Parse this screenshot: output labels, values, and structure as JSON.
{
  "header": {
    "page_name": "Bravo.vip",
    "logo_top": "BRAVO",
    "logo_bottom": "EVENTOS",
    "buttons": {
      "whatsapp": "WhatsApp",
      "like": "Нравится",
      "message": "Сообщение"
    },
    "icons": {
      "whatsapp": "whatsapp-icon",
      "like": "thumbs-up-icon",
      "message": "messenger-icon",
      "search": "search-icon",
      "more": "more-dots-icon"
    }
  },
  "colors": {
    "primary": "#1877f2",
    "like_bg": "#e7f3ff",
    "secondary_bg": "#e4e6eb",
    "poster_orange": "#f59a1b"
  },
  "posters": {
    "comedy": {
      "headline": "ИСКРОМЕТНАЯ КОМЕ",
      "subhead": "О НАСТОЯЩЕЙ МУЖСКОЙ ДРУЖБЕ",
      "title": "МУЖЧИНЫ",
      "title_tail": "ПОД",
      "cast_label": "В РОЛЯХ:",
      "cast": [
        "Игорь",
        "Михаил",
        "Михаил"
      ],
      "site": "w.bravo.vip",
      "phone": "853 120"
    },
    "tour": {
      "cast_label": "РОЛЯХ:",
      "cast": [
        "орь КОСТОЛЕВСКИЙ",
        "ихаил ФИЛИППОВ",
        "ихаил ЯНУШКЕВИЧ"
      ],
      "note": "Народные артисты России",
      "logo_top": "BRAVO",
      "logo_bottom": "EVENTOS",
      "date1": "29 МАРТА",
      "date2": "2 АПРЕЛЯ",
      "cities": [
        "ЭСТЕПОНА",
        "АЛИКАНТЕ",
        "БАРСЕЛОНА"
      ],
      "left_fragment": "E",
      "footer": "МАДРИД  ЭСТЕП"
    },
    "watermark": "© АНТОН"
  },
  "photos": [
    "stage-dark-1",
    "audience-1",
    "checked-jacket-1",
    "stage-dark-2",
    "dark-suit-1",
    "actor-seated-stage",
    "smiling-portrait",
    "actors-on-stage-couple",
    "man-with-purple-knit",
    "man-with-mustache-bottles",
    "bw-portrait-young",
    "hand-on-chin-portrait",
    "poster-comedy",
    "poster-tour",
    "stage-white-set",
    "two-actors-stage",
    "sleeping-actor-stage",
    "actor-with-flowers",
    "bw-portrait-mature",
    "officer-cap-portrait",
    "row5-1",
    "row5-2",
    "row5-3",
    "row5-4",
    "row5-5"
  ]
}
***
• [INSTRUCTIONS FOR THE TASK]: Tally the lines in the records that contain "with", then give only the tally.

• [ANSWER FOR THE TASK]: 3